The finance ministers were meeting in Wroclaw, Poland, against a backdrop of intensifying market alarm over the future of the single currency. Mr Juncker also announced during the meeting that the Euro Group's decision on whether to release the next €8bn (£7bn) tranche of bail-out funding for Greece would not be taken until the next meeting on 3 October. The funds will be released only if Athens demonstrates progress in bringing down its budget deficit.
Earlier in the day, the US Treasury Secretary, Timothy Geithner, who was attending the meeting as an observer, urged European politicians to avoid "loose talk" about dismantling the institutions of the euro, talk which has alarmed financial markets on both sides of the Atlantic. Mr Geithner also suggested that ministers should consider dramatically extending the lending power of the €440bn European Financial Stability Facility (EFSF), set up to assist eurozone governments that are shut out by the lending markets.

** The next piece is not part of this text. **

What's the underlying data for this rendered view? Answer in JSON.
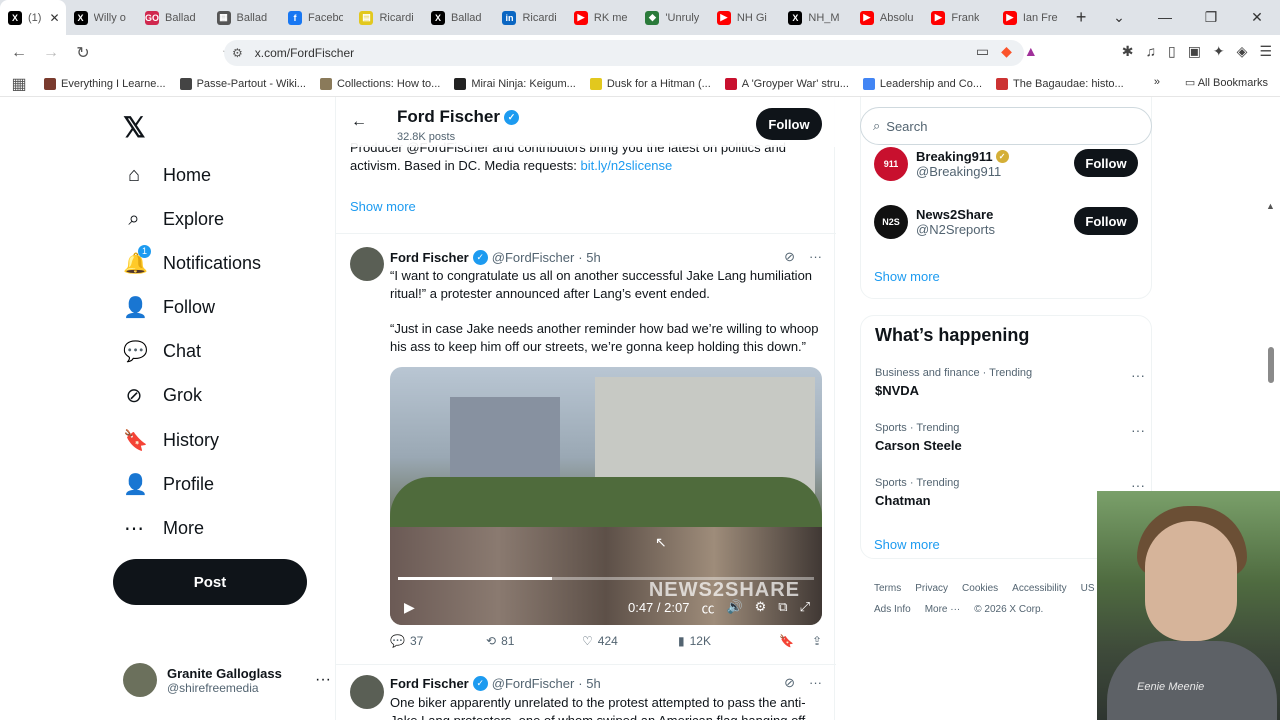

But comments from the Austrian finance minister, Maria Fekter, suggested that Mr Geithner's advice was not well received. She told reporters: "I found it peculiar that, even though the Americans have significantly worse fundamental data [on public debt] than the eurozone, they tell us what we should do." Mr Juncker was also dismissive of Mr Geithner's proposal, saying: "We are not discussing the expansion or increase of the EFSF with a non-member of the euro area."
The parliaments of Spain and Luxembourg ratified an extension of powers for the EFSF this week, bringing the number of eurozone nations that have done so to five. Italy, France and Belgium have also ratified. Germany will vote on the package on 29 September.
Rumours of a credit-rating downgrade weighed on Italian bank shares, causing the Milan market to miss out on the stock market rally prompted by central banks' promise this week to provide dollar loans.Reuse content